|US8082821||May 30, 2008||Dec 27, 2011||A.B.M. Fabrication & Machining, Llc||Tool for use with ski boots, bindings and boards|
|US8291620||Jul 16, 2010||Oct 23, 2012||Laura Aubrey Valaas||Ski boot sole guard|
|US8439415||Nov 30, 2010||May 14, 2013||Laura Aubrey Valaas||Ski boot carrier|
|US8491011||Jan 19, 2011||Jul 23, 2013||Laura Aubrey Valaas||Device for holding a pair of skis together|
|US20050131323 *||Dec 15, 2003||Jun 16, 2005||Bledsoe Gary R.||Knee-ankle-foot positioning kit|
|USD695470 *||Mar 29, 2012||Dec 10, 2013||Kate L Reed||Pet leash|
|USD699406 *||Sep 26, 2012||Feb 11, 2014||Bergan, Llc||Stretch leash|
|WO1990011029A1 *||Mar 29, 1990||Oct 4, 1990||Eberhard Loeffelholz||Holding and carrying strap for footwear|

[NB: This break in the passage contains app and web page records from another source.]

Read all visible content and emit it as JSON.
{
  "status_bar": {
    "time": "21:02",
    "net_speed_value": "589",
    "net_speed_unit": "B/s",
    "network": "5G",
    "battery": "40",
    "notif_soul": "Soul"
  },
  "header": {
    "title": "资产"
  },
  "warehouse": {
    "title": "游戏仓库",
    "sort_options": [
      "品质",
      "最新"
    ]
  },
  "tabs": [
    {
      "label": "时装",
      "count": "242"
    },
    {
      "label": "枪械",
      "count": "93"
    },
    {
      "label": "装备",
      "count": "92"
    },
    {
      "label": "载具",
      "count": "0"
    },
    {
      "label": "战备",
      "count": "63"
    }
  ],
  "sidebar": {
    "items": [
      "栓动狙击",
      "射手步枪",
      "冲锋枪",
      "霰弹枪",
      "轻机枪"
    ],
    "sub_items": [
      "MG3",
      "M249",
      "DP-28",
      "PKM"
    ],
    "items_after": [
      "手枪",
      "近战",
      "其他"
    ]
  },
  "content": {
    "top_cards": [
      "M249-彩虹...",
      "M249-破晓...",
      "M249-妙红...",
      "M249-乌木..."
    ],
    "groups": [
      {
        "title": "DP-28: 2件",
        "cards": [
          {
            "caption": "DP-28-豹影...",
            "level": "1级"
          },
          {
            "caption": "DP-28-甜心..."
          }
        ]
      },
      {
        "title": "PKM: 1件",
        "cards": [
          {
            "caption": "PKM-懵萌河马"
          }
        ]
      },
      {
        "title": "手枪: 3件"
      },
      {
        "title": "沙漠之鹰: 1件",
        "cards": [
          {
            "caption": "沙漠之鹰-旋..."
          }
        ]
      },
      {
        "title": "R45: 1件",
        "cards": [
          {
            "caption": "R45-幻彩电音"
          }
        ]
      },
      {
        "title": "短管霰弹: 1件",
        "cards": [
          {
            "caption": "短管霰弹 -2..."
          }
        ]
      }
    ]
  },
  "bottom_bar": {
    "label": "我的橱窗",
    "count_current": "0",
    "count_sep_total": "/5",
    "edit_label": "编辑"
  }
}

|U.S. Classification||224/258, 294/163, 294/162, 12/120.5, 224/220, 294/150|
|International Classification||A45F3/14, A63C11/02, A45F5/00|
|Cooperative Classification||A45F3/14, A45F2005/008, A63C11/023, A45F2005/006, A45F5/00|
|European Classification||A45F5/00, A45F3/14, A63C11/02B|
|Oct 28, 1992||REMI||Maintenance fee reminder mailed|
|Mar 28, 1993||LAPS||Lapse for failure to pay maintenance fees|
|Jun 15, 1993||FP||Expired due to failure to pay maintenance fee|
Effective date: 19930328